Lower-extremity endovascular interventions for medicare beneficiaries: Comparative effectiveness as a function of provider specialty

  • A.M. Z
  • R. D
  • T.P. M
  • et al.
Citations of this article
Mendeley users who have this article in their library.


Purpose: Lower-extremity endovascular interventions are increasingly being performed by vascular surgeons (VSs) and interventional cardiologists (ICs) in addition to interventional radiologists (IRs). Regardless of specialty, well trained, experienced, and dedicated operators are expected to offer the best outcomes. To examine specialty-specific trends, outcomes of percutaneous lower-extremity revascularizations in Medicare beneficiaries were compared according to physician specialty types providing the service. Materials and Methods: Medicare Standard Analytical Files that contain longitudinal data of all services (physician, inpatient, outpatient) provided to a 5% sample of Medicare beneficiaries were studied. All claims for percutaneous angioplasty, atherectomy, and stent implantation of lower-extremity arteries during the years 2005-2007 were extracted, and the following outcomes were assessed: mortality, transfusion, intensive care unit (ICU) use, length of stay, and subsequent revascularization or amputation. Outcomes were compared by using regression models adjusted for age, sex, race, emergency department admission, and comorbid conditions. Results: Most outcomes were significantly worse if the service was provided by vascular surgeons compared with other vascular specialists. The in-hospital mortality rate for procedures performed by VSs was 19% higher than for those performed by others, but this difference was not significant (P =.351). Adjusted average 1-year procedure costs were significantly lower for IRs ($17,640) than for VSs ($19,012) or ICs ($19,096). Conclusions: Medicare data show that endovascular lower-extremity revascularization by vascular surgeons results in more transfusion and ICU use, longer hospital stay, more repeat revascularization procedures or amputations, and higher costs compared with procedures performed by interventional radiologists. 2012 SIR.




A.M., Z., R., D., T.P., M., S.C., G., R., D. Jr., C.E., R. Jr., & N.E., M. (2012). Lower-extremity endovascular interventions for medicare beneficiaries: Comparative effectiveness as a function of provider specialty. Journal of Vascular and Interventional Radiology. T.P. Murphy, Vascular Disease Research Center, Rhode Island Hospital, Gerry House 337, 593 Eddy St., Providence, RI 02903, United States. E-mail: tmurphy@lifespan.org: Elsevier Inc. (360 Park Avenue South, New York NY 10010, United States). Retrieved from http://0-ovidsp.ovid.com.wam.city.ac.uk/ovidweb.cgi?T=JS&PAGE=reference&D=emed10&NEWS=N&AN=2012013565

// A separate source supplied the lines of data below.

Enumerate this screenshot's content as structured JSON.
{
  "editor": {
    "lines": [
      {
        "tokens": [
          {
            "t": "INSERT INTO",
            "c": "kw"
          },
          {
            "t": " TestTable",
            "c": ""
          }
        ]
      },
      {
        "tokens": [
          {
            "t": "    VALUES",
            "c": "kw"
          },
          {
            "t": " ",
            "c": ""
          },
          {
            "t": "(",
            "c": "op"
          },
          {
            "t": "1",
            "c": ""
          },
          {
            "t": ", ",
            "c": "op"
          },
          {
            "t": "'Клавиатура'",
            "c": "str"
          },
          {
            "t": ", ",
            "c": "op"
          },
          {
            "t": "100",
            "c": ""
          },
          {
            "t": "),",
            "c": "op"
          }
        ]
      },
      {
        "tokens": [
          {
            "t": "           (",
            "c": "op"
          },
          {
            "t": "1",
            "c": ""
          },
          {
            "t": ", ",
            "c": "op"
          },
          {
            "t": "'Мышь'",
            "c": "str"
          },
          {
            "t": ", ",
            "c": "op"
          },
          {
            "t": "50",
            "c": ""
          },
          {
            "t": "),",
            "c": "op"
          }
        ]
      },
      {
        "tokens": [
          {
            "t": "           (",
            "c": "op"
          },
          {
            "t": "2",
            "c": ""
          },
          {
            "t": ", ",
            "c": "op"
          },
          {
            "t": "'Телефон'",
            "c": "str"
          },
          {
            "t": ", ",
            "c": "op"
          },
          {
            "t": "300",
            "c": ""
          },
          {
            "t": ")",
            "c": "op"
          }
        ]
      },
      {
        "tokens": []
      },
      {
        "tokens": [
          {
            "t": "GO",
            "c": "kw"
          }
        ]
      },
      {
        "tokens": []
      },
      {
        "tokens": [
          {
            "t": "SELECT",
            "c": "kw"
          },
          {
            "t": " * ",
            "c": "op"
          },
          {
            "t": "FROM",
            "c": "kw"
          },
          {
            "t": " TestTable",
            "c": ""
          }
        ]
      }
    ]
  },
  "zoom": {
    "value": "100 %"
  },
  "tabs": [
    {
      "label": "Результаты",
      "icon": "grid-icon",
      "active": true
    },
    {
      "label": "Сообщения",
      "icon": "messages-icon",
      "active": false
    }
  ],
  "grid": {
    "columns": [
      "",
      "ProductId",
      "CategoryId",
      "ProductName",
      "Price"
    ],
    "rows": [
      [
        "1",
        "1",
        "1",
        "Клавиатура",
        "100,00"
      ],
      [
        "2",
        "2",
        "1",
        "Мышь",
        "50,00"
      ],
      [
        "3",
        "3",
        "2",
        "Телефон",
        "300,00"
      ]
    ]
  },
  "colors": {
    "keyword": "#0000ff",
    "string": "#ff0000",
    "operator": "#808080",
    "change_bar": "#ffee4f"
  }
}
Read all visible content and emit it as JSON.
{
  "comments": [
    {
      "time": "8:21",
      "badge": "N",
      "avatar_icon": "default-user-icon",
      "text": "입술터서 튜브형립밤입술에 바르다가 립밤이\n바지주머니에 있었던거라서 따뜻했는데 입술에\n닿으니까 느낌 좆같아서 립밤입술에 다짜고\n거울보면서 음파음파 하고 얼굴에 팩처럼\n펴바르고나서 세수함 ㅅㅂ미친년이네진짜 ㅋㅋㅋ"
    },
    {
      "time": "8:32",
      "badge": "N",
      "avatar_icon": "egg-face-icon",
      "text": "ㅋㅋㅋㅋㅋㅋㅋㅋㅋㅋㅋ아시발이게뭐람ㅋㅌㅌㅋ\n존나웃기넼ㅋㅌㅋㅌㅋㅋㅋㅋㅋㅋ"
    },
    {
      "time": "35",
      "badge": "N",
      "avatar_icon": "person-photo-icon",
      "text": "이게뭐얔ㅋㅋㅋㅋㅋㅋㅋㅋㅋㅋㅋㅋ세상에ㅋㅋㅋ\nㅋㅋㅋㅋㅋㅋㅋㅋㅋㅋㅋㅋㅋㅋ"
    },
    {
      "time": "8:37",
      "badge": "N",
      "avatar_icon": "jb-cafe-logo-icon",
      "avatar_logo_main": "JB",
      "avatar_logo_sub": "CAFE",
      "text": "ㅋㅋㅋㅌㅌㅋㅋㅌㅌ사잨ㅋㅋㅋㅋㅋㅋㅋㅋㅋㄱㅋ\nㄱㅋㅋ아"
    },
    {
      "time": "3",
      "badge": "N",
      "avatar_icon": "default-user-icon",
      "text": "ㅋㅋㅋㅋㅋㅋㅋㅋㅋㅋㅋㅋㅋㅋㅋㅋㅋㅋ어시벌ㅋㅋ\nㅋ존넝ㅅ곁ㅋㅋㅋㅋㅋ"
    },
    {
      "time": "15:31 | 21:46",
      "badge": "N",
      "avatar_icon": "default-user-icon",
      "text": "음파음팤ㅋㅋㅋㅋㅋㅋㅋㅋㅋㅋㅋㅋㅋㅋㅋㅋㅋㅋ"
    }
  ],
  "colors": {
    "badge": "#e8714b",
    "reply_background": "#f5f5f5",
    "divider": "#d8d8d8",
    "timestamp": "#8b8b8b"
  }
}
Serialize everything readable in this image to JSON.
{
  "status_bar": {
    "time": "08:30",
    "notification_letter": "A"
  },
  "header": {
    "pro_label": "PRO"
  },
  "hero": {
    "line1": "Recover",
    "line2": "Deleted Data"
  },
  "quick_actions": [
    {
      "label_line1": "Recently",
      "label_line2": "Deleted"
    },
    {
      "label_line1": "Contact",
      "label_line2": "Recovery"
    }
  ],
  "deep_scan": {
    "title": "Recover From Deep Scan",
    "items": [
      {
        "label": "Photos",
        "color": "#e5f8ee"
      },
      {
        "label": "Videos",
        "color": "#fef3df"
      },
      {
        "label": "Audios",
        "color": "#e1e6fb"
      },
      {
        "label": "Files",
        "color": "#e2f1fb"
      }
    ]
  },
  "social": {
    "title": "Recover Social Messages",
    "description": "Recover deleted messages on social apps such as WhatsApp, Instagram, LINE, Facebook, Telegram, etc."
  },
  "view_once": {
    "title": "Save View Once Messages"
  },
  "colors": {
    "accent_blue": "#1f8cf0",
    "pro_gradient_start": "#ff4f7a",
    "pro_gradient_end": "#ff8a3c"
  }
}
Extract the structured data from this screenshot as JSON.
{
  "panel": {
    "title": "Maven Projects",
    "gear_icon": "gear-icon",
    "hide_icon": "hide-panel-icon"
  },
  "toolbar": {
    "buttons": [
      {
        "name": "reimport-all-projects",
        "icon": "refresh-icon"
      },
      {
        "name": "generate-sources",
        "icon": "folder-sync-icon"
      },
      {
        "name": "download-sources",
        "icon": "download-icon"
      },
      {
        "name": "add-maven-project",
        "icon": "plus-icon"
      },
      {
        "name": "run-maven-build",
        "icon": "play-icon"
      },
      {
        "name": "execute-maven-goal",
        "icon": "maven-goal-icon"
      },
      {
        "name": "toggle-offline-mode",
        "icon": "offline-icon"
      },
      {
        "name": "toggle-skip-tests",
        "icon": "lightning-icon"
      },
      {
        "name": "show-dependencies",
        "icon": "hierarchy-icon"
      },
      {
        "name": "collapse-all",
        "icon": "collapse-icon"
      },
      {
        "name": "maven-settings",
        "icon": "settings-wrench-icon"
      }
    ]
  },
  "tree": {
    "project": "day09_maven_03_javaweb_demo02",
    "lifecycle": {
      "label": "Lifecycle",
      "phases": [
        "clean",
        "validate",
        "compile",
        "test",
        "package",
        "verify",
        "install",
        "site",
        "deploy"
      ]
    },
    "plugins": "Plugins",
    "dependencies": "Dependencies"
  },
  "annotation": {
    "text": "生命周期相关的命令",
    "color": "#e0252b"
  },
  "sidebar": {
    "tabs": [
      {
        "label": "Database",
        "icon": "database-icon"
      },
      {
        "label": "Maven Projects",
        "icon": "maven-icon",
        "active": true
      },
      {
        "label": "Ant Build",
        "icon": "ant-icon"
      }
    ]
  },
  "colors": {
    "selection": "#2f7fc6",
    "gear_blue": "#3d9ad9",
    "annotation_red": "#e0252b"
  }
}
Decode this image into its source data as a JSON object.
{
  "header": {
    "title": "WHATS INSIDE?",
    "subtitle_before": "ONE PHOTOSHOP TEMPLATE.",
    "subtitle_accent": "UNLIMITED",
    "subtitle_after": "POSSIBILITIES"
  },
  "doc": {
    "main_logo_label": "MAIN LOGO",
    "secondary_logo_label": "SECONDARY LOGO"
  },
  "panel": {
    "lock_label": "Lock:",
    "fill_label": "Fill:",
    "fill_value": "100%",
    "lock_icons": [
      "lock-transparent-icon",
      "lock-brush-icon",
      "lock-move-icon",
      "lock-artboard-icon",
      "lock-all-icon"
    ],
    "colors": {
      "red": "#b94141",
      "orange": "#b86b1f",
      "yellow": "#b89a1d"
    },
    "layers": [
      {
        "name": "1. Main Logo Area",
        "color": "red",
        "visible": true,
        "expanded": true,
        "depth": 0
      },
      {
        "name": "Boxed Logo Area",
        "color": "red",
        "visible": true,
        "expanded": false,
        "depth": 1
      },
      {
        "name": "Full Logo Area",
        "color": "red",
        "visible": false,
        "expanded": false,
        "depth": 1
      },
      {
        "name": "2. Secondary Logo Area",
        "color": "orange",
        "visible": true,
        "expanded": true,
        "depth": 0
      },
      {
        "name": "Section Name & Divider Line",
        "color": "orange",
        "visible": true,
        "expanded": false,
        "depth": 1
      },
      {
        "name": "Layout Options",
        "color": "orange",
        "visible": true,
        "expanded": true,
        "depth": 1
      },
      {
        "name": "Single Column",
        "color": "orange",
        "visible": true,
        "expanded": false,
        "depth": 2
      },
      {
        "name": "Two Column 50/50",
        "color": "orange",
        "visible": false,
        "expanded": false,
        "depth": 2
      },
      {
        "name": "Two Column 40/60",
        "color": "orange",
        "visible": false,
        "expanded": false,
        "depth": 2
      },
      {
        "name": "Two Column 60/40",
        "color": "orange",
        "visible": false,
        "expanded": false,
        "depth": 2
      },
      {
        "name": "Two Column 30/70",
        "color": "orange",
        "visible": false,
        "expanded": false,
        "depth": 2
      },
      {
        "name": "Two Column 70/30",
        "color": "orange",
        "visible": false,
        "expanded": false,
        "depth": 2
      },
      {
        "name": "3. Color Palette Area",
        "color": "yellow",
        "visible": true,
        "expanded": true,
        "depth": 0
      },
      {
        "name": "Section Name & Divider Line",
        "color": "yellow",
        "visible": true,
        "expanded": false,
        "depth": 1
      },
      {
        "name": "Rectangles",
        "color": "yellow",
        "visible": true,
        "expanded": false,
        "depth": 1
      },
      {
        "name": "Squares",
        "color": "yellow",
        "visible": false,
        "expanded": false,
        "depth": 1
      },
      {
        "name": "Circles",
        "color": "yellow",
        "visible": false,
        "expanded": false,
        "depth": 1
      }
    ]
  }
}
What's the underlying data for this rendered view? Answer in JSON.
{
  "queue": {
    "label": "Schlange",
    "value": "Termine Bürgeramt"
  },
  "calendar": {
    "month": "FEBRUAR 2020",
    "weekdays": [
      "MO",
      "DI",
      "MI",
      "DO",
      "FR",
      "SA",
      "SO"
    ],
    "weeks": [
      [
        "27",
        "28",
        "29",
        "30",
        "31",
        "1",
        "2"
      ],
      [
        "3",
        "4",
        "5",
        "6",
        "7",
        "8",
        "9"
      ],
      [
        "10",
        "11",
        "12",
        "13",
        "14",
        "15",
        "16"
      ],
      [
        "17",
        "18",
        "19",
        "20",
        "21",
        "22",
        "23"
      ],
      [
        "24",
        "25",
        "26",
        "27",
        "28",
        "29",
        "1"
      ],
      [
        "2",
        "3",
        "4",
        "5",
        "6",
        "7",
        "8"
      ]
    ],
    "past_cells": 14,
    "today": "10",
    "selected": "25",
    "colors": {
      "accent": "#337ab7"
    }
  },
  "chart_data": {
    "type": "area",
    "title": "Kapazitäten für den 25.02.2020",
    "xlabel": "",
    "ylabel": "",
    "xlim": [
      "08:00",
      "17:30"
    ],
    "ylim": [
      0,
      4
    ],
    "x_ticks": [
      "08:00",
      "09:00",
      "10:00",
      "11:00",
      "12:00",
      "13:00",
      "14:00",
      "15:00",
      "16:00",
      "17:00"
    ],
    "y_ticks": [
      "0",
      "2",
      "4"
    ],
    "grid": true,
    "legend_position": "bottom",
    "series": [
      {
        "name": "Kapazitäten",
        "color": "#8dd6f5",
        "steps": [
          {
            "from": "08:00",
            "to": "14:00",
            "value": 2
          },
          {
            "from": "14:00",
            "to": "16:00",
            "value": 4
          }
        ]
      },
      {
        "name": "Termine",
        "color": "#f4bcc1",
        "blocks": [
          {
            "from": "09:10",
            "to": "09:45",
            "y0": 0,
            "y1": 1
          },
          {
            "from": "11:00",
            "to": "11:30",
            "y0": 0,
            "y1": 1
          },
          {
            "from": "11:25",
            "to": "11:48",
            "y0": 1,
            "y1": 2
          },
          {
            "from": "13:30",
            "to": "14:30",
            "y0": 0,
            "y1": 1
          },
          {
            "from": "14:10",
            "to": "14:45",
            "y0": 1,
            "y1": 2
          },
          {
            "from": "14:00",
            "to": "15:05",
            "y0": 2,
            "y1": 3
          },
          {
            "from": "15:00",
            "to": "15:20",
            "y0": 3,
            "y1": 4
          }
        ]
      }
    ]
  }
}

Register to see more suggestions

Mendeley helps you to discover research relevant for your work.

Already have an account?

Save time finding and organizing research with Mendeley

Sign up for free